====== Provided data

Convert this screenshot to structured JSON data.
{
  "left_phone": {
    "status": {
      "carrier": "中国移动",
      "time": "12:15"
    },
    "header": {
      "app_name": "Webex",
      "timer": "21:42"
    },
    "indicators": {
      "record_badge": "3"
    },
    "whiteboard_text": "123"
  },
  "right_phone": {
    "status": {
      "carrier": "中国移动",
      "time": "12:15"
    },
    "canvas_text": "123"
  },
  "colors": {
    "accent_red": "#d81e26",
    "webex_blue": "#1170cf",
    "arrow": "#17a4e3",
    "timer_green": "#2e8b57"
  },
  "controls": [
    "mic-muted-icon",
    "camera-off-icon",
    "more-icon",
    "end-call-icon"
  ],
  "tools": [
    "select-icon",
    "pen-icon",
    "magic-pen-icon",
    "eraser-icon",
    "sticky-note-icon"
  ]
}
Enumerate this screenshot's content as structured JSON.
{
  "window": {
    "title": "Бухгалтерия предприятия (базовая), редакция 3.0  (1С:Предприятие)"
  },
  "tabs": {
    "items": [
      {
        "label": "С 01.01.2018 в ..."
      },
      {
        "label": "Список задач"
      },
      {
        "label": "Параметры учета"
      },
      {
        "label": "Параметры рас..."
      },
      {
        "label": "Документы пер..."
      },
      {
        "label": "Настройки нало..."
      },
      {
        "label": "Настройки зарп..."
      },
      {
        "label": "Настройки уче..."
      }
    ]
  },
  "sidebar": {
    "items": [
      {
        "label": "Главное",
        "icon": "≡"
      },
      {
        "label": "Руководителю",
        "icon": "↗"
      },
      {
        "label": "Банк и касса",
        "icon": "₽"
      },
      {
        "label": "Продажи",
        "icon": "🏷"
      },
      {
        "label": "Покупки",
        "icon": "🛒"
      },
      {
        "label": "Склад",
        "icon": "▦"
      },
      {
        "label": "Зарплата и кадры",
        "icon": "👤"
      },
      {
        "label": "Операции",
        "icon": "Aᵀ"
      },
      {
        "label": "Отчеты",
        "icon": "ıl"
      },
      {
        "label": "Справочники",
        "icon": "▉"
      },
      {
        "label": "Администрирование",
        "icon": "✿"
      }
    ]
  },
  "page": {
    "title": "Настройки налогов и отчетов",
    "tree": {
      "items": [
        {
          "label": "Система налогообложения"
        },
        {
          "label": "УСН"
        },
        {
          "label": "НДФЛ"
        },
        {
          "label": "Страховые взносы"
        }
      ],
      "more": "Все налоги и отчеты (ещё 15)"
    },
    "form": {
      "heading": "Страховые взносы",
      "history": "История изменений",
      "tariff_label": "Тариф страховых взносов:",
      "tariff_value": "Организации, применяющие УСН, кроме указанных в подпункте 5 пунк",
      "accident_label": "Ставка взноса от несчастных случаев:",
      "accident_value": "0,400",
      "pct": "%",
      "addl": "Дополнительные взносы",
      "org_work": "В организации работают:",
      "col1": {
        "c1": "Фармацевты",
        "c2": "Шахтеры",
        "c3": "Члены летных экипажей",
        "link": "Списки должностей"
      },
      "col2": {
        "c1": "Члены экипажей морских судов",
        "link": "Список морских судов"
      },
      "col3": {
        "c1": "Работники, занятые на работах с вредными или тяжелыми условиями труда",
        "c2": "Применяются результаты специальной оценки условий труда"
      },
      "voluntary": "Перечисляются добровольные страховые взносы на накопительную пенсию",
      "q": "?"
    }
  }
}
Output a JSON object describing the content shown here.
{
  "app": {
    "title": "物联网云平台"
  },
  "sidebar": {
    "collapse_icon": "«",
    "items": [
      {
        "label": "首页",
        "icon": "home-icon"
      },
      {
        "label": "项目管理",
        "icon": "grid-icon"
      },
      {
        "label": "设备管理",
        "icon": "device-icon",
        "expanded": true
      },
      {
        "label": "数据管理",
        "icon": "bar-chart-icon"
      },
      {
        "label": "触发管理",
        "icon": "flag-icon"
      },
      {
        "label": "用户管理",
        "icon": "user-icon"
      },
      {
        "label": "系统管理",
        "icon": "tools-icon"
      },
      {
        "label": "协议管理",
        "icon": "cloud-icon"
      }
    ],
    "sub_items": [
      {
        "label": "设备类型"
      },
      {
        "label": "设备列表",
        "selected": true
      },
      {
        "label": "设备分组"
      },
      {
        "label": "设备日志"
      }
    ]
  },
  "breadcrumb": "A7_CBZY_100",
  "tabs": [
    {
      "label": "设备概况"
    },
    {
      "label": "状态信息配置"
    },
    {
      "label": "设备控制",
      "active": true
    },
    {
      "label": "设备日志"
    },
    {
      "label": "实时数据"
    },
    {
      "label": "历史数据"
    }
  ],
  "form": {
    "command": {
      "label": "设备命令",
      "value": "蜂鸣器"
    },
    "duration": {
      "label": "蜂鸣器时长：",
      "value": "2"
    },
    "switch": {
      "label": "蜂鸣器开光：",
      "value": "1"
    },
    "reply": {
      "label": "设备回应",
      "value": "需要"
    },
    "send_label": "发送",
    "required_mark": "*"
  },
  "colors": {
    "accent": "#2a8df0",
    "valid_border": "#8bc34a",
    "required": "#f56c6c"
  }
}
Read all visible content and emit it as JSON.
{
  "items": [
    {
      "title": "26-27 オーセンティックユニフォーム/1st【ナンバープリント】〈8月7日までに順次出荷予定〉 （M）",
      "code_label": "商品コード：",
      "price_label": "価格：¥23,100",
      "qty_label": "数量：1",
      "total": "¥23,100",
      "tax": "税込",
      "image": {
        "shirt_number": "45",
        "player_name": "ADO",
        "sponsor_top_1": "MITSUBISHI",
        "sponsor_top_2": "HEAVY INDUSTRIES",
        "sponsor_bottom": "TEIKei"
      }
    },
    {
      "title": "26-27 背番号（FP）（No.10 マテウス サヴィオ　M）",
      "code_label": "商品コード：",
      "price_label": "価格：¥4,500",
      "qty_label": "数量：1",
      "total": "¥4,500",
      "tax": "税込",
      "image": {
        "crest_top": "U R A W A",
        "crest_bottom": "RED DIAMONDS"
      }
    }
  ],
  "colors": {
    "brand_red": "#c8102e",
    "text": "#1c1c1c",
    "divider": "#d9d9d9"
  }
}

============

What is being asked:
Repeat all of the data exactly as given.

Exercise result:
Convert this screenshot to structured JSON data.
{
  "left_phone": {
    "status": {
      "carrier": "中国移动",
      "time": "12:15"
    },
    "header": {
      "app_name": "Webex",
      "timer": "21:42"
    },
    "indicators": {
      "record_badge": "3"
    },
    "whiteboard_text": "123"
  },
  "right_phone": {
    "status": {
      "carrier": "中国移动",
      "time": "12:15"
    },
    "canvas_text": "123"
  },
  "colors": {
    "accent_red": "#d81e26",
    "webex_blue": "#1170cf",
    "arrow": "#17a4e3",
    "timer_green": "#2e8b57"
  },
  "controls": [
    "mic-muted-icon",
    "camera-off-icon",
    "more-icon",
    "end-call-icon"
  ],
  "tools": [
    "select-icon",
    "pen-icon",
    "magic-pen-icon",
    "eraser-icon",
    "sticky-note-icon"
  ]
}
Enumerate this screenshot's content as structured JSON.
{
  "window": {
    "title": "Бухгалтерия предприятия (базовая), редакция 3.0  (1С:Предприятие)"
  },
  "tabs": {
    "items": [
      {
        "label": "С 01.01.2018 в ..."
      },
      {
        "label": "Список задач"
      },
      {
        "label": "Параметры учета"
      },
      {
        "label": "Параметры рас..."
      },
      {
        "label": "Документы пер..."
      },
      {
        "label": "Настройки нало..."
      },
      {
        "label": "Настройки зарп..."
      },
      {
        "label": "Настройки уче..."
      }
    ]
  },
  "sidebar": {
    "items": [
      {
        "label": "Главное",
        "icon": "≡"
      },
      {
        "label": "Руководителю",
        "icon": "↗"
      },
      {
        "label": "Банк и касса",
        "icon": "₽"
      },
      {
        "label": "Продажи",
        "icon": "🏷"
      },
      {
        "label": "Покупки",
        "icon": "🛒"
      },
      {
        "label": "Склад",
        "icon": "▦"
      },
      {
        "label": "Зарплата и кадры",
        "icon": "👤"
      },
      {
        "label": "Операции",
        "icon": "Aᵀ"
      },
      {
        "label": "Отчеты",
        "icon": "ıl"
      },
      {
        "label": "Справочники",
        "icon": "▉"
      },
      {
        "label": "Администрирование",
        "icon": "✿"
      }
    ]
  },
  "page": {
    "title": "Настройки налогов и отчетов",
    "tree": {
      "items": [
        {
          "label": "Система налогообложения"
        },
        {
          "label": "УСН"
        },
        {
          "label": "НДФЛ"
        },
        {
          "label": "Страховые взносы"
        }
      ],
      "more": "Все налоги и отчеты (ещё 15)"
    },
    "form": {
      "heading": "Страховые взносы",
      "history": "История изменений",
      "tariff_label": "Тариф страховых взносов:",
      "tariff_value": "Организации, применяющие УСН, кроме указанных в подпункте 5 пунк",
      "accident_label": "Ставка взноса от несчастных случаев:",
      "accident_value": "0,400",
      "pct": "%",
      "addl": "Дополнительные взносы",
      "org_work": "В организации работают:",
      "col1": {
        "c1": "Фармацевты",
        "c2": "Шахтеры",
        "c3": "Члены летных экипажей",
        "link": "Списки должностей"
      },
      "col2": {
        "c1": "Члены экипажей морских судов",
        "link": "Список морских судов"
      },
      "col3": {
        "c1": "Работники, занятые на работах с вредными или тяжелыми условиями труда",
        "c2": "Применяются результаты специальной оценки условий труда"
      },
      "voluntary": "Перечисляются добровольные страховые взносы на накопительную пенсию",
      "q": "?"
    }
  }
}
Output a JSON object describing the content shown here.
{
  "app": {
    "title": "物联网云平台"
  },
  "sidebar": {
    "collapse_icon": "«",
    "items": [
      {
        "label": "首页",
        "icon": "home-icon"
      },
      {
        "label": "项目管理",
        "icon": "grid-icon"
      },
      {
        "label": "设备管理",
        "icon": "device-icon",
        "expanded": true
      },
      {
        "label": "数据管理",
        "icon": "bar-chart-icon"
      },
      {
        "label": "触发管理",
        "icon": "flag-icon"
      },
      {
        "label": "用户管理",
        "icon": "user-icon"
      },
      {
        "label": "系统管理",
        "icon": "tools-icon"
      },
      {
        "label": "协议管理",
        "icon": "cloud-icon"
      }
    ],
    "sub_items": [
      {
        "label": "设备类型"
      },
      {
        "label": "设备列表",
        "selected": true
      },
      {
        "label": "设备分组"
      },
      {
        "label": "设备日志"
      }
    ]
  },
  "breadcrumb": "A7_CBZY_100",
  "tabs": [
    {
      "label": "设备概况"
    },
    {
      "label": "状态信息配置"
    },
    {
      "label": "设备控制",
      "active": true
    },
    {
      "label": "设备日志"
    },
    {
      "label": "实时数据"
    },
    {
      "label": "历史数据"
    }
  ],
  "form": {
    "command": {
      "label": "设备命令",
      "value": "蜂鸣器"
    },
    "duration": {
      "label": "蜂鸣器时长：",
      "value": "2"
    },
    "switch": {
      "label": "蜂鸣器开光：",
      "value": "1"
    },
    "reply": {
      "label": "设备回应",
      "value": "需要"
    },
    "send_label": "发送",
    "required_mark": "*"
  },
  "colors": {
    "accent": "#2a8df0",
    "valid_border": "#8bc34a",
    "required": "#f56c6c"
  }
}
Read all visible content and emit it as JSON.
{
  "items": [
    {
      "title": "26-27 オーセンティックユニフォーム/1st【ナンバープリント】〈8月7日までに順次出荷予定〉 （M）",
      "code_label": "商品コード：",
      "price_label": "価格：¥23,100",
      "qty_label": "数量：1",
      "total": "¥23,100",
      "tax": "税込",
      "image": {
        "shirt_number": "45",
        "player_name": "ADO",
        "sponsor_top_1": "MITSUBISHI",
        "sponsor_top_2": "HEAVY INDUSTRIES",
        "sponsor_bottom": "TEIKei"
      }
    },
    {
      "title": "26-27 背番号（FP）（No.10 マテウス サヴィオ　M）",
      "code_label": "商品コード：",
      "price_label": "価格：¥4,500",
      "qty_label": "数量：1",
      "total": "¥4,500",
      "tax": "税込",
      "image": {
        "crest_top": "U R A W A",
        "crest_bottom": "RED DIAMONDS"
      }
    }
  ],
  "colors": {
    "brand_red": "#c8102e",
    "text": "#1c1c1c",
    "divider": "#d9d9d9"
  }
}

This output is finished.